Regional leaders like King County Executive Dow Constantine emphasized the work electeds are doing to build a more interconnected transit network.

After years of delays, a “bus rapid transit” solution like the plan for E Madison will take about three years to complete. Construction on the Northgate Link extension began in 2012. The price tags, of course, are also on completely different scales. The new light rail extension had a base budget of $1.9 billion. CHS reported earlier this year on the new bus line’s $134 million budget and a $59.9 million federal allocation to help pay for it.

That budget, by the way, includes an agreement with Capitol Hill’s iconic queer bar Pony on a $250,000 deal with the city in exchange for shaving off a bit of its property to make room for the new project. Continue reading

Judge in Madison Valley murder trial shuts down courtroom Zoom feed

The King County Superior Court judge presiding over the Devan Schmidt murder trial is struggling with the challenges of COVID-19 and Zoom video calls.

CHS reported here on the start of the trial last week some six years after police and prosecutors say the 29-year-old Madison Valley woman was raped and murdered in her home after a night of partying.

The Seattle legal proceedings, already delayed by COVID-19 restrictions and the decision by defendant Eric Sims to waive his right to a jury and put his trial in the hands of Judge Johanna Bender, now have a new wrinkle with an order earlier this week from Bender shutting down a Zoom videoconference feed from the courtroom.

“The Court’s experiment in allowing remote access has not been successful; it has led to significant concerns about the integrity of the trial process,” Bender writes.

Continue reading

Design review: Set of twin four-story buildings will add four apartment units, new retail to Madison Valley

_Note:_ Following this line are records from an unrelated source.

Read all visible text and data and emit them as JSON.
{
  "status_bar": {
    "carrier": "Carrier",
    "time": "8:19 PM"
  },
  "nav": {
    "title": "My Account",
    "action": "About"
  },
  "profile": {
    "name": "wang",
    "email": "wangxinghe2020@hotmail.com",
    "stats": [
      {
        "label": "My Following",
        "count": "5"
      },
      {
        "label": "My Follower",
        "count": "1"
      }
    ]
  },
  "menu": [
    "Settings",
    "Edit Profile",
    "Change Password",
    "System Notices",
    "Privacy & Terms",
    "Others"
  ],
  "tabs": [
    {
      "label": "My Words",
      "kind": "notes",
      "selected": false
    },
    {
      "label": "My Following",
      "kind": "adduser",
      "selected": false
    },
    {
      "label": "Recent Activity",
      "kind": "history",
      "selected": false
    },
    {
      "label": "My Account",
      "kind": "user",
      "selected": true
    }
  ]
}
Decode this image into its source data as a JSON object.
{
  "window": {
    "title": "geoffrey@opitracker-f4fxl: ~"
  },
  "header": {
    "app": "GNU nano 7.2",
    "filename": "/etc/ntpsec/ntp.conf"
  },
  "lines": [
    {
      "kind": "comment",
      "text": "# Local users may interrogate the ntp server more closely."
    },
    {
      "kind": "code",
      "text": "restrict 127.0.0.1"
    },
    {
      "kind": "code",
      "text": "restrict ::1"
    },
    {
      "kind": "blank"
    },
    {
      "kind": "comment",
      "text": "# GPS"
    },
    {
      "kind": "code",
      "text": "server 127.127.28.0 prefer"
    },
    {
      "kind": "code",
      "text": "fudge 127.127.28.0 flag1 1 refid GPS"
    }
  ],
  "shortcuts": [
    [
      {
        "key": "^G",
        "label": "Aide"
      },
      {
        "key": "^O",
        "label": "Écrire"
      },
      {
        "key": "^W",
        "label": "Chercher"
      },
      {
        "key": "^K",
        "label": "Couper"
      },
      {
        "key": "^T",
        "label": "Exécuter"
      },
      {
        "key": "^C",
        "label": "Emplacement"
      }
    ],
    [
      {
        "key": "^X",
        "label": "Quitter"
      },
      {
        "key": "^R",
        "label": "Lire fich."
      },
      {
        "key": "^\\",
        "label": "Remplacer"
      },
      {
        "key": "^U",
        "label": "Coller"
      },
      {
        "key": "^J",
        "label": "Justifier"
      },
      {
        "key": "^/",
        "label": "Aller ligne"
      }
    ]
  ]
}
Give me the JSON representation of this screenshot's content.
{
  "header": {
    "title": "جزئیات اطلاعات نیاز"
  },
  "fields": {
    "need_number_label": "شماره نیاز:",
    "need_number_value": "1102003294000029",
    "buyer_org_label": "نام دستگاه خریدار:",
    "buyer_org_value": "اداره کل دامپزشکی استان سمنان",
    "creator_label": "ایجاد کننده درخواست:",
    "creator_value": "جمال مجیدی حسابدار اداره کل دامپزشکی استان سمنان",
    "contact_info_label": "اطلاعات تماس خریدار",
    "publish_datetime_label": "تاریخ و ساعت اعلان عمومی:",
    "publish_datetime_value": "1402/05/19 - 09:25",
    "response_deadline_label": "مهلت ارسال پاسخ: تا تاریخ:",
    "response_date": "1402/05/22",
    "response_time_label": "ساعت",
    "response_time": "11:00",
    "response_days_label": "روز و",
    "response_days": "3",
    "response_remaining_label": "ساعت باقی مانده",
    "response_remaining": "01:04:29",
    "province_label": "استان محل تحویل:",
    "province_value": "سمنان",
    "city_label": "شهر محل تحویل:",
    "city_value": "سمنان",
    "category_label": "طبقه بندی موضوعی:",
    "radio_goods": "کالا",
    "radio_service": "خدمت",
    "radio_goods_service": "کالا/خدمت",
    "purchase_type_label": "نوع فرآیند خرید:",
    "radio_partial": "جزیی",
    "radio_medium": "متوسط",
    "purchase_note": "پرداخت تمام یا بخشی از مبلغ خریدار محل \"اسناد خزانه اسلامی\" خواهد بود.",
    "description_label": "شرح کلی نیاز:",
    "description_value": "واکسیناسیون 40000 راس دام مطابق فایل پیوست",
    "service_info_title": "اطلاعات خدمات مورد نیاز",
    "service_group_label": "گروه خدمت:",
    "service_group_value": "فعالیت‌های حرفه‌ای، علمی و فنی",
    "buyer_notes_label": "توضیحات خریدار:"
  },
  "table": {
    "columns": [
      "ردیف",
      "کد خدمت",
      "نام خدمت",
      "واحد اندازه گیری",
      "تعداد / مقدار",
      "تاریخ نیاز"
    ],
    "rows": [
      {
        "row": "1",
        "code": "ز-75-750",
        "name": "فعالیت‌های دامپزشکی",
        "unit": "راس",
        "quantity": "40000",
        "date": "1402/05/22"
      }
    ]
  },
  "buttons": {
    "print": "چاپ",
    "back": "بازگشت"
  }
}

A mixed-use townhouse-style development small enough to avoid the city’s public design review process but big enough to fill a Madison Valley parking lot is moving forward.

The city is conducting an “administrative review” of design plans for a proposed project to build a set of small apartment buildings in the surface parking lot outside the neighborhood’s popular Cafe Flora restaurant. Continue reading

Six years after Madison Valley woman’s death, trial begins in Devan Schmidt murder case

The trial in the 2015 assault and murder of a Madison Valley woman is beginning this week with the lawyer for the the man accused of the crime presenting a defense that blames the victim’s mental health and a roommate for the woman’s death.

Eric Sims, 48, has waived his right to a jury trial and put the decision on the murder and sexual assault charges against him in the hands of a King County Superior Court judge.

This week’s start of proceedings will represent a long anticipated milestone for the family of Devan Schmidt who waited five years after her death for an arrest in the case. Continue reading